Court Upholds Power of Arbitrator to Determine Location of Arbitration Proceeding
Alliance Investment Company, LLC v. Omni Construction Company, Inc., a/k/a OCC, Inc; and KPS, LLC, a/k/a KP Sourcing, LLC
Alliance Investment Company, LLC v. Omni Construction Company, Inc., a/k/a OCC, Inc; and KPS, LLC, a/k/a KP Sourcing, LLC,
KPS, LLC ("Kroger") entered into a contract ("the prime contract") with Omni Construction Company, Inc. ("Omni") in which Omni would build a grocery store for Kroger in Madison, Alabama. Omni subcontracted ("the subcontract") with Alliance Investment Company, LLC ("Alliance"), for concrete services to be performed on the construction project. After a dispute arose, Alliance filed suit in the circuit court and brought several claims against both Kroger and Omni. Kroger and Omni jointly filed a motion to stay the circuit court proceedings and to compel arbitration of Alliance’s claims, citing the arbitration provisions contained in both the prime contract and the subcontract. On August 28, 2017, the circuit court granted the motion and ordered the parties to arbitrate the case pursuant to the terms of the contracts.
Alliance filed a demand for arbitration with the American Arbitration Association ("the AAA") and argued that, pursuant to the contracts, the disputes were to be arbitrated in Alabama. Kroger and Omni argued that the claims were governed by a separate section of the arbitration provision in the subcontract which required disputes to be arbitrated in Cuyahoga County, Ohio. On January 22, 2018, the circuit court amended its order compelling arbitration and ordered the arbitration to be held in Ohio.

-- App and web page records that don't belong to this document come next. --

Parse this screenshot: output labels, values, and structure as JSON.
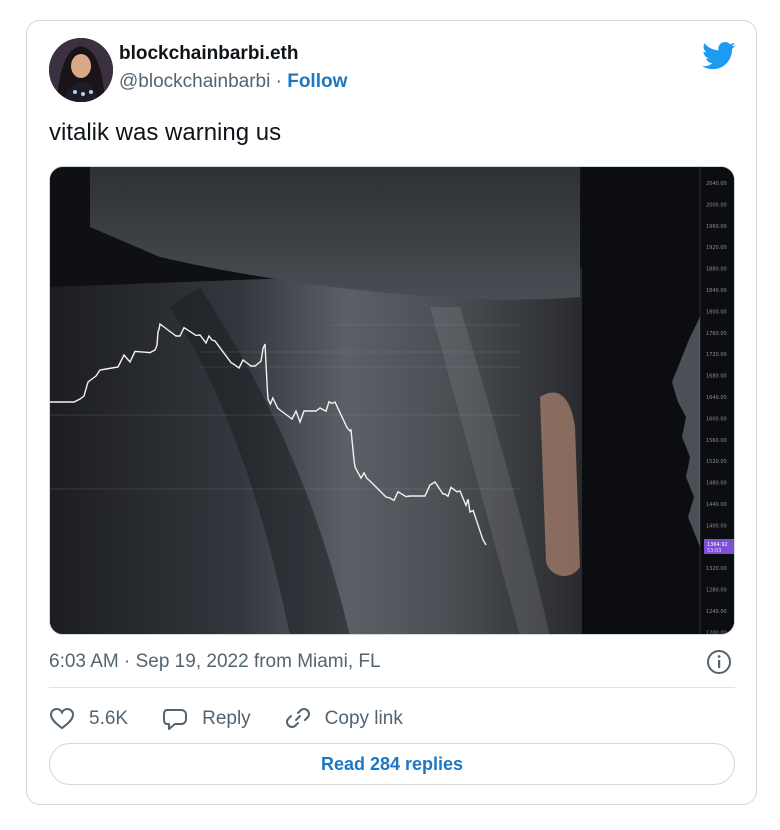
{
  "tweet": {
    "display_name": "blockchainbarbi.eth",
    "handle": "@blockchainbarbi",
    "separator": " · ",
    "follow_label": "Follow",
    "text": "vitalik was warning us",
    "timestamp": "6:03 AM · Sep 19, 2022 from Miami, FL",
    "likes": "5.6K",
    "reply_label": "Reply",
    "copy_link_label": "Copy link",
    "read_replies_label": "Read 284 replies"
  },
  "media": {
    "price_axis": [
      "2040.00",
      "2000.00",
      "1960.00",
      "1920.00",
      "1880.00",
      "1840.00",
      "1800.00",
      "1760.00",
      "1720.00",
      "1680.00",
      "1640.00",
      "1600.00",
      "1560.00",
      "1520.00",
      "1480.00",
      "1440.00",
      "1400.00",
      "1360.00",
      "1320.00",
      "1280.00",
      "1240.00",
      "1200.00"
    ],
    "current_price": "1364.92",
    "current_price_sub": "53:03"
  },
  "colors": {
    "link_blue": "#1d77c2",
    "twitter_blue": "#1d9bf0",
    "price_tag": "#7b4fd6"
  },
  "icons": [
    "twitter-bird-icon",
    "info-icon",
    "heart-icon",
    "reply-bubble-icon",
    "link-icon"
  ]
}
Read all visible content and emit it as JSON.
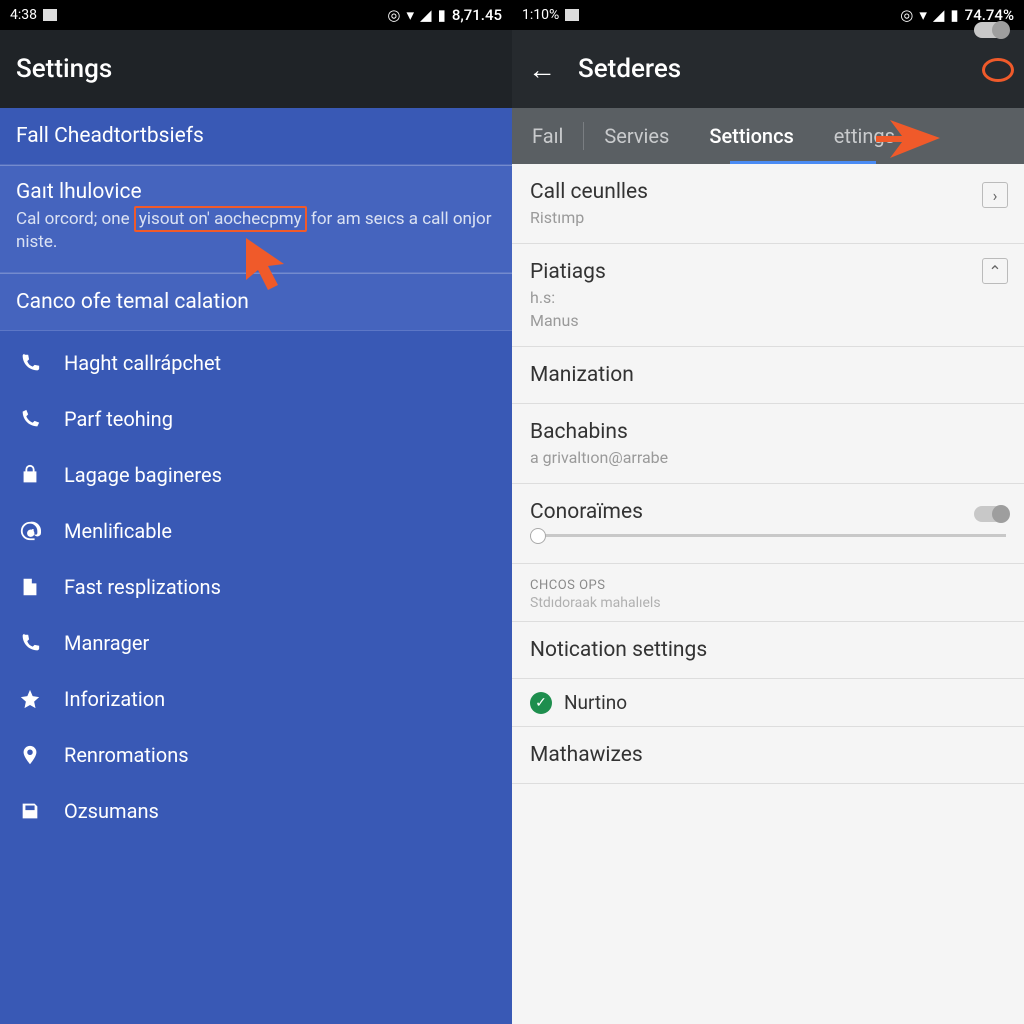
{
  "left": {
    "statusbar": {
      "time": "4:38",
      "battery": "8,71.45"
    },
    "appbar": {
      "title": "Settings"
    },
    "sections": {
      "fall": "Fall Cheadtortbsiefs",
      "gait_title": "Gaıt lhulovice",
      "gait_desc_pre": "Cal orcord; one ",
      "gait_desc_box": "yisout on' aochecpmy",
      "gait_desc_post": " for am seıcs a call onjor niste.",
      "canco": "Canco ofe temal calation"
    },
    "menu": [
      {
        "icon": "phone-handset-icon",
        "label": "Haght callrápchet"
      },
      {
        "icon": "phone-dial-icon",
        "label": "Parf teohing"
      },
      {
        "icon": "lock-bag-icon",
        "label": "Lagage bagineres"
      },
      {
        "icon": "at-sign-icon",
        "label": "Menlificable"
      },
      {
        "icon": "document-icon",
        "label": "Fast resplizations"
      },
      {
        "icon": "phone-icon",
        "label": "Manrager"
      },
      {
        "icon": "star-icon",
        "label": "Inforization"
      },
      {
        "icon": "pin-icon",
        "label": "Renromations"
      },
      {
        "icon": "save-icon",
        "label": "Ozsumans"
      }
    ]
  },
  "right": {
    "statusbar": {
      "time": "1:10%",
      "battery": "74.74%"
    },
    "appbar": {
      "title": "Setderes"
    },
    "tabs": {
      "fail": "Faıl",
      "servies": "Servies",
      "settioncs": "Settioncs",
      "settings": "ettings"
    },
    "rows": {
      "call_centles": {
        "title": "Call ceunlles",
        "sub": "Ristımp"
      },
      "piatiags": {
        "title": "Piatiags",
        "sub1": "h.s:",
        "sub2": "Manus"
      },
      "manization": {
        "title": "Manization"
      },
      "bachabins": {
        "title": "Bachabins",
        "sub": "a grivaltıon@arrabe"
      },
      "conoratmes": {
        "title": "Conoraïmes"
      },
      "header": {
        "label": "CHCOS OPS",
        "sub": "Stdıdoraak mahalıels"
      },
      "notication": {
        "title": "Notication settings"
      },
      "nurtino": {
        "label": "Nurtino"
      },
      "mathawizes": {
        "title": "Mathawizes"
      }
    }
  }
}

Alliance appealed the circuit court's order and argued that the circuit court lacked authority to order the parties to arbitrate in Ohio pursuant to the AAA’s Construction Industry Arbitration Rules. The Alabama Supreme Court noted that the controlling rule broadly grants the arbitrator the power to decide which provision controlled Alliance's claims. Thus, the Supreme Court found that the arbitrator held the power to determine whether the arbitration would be held in Alabama or Ohio. Thus, the Alabama Supreme Court reversed and remanded the case.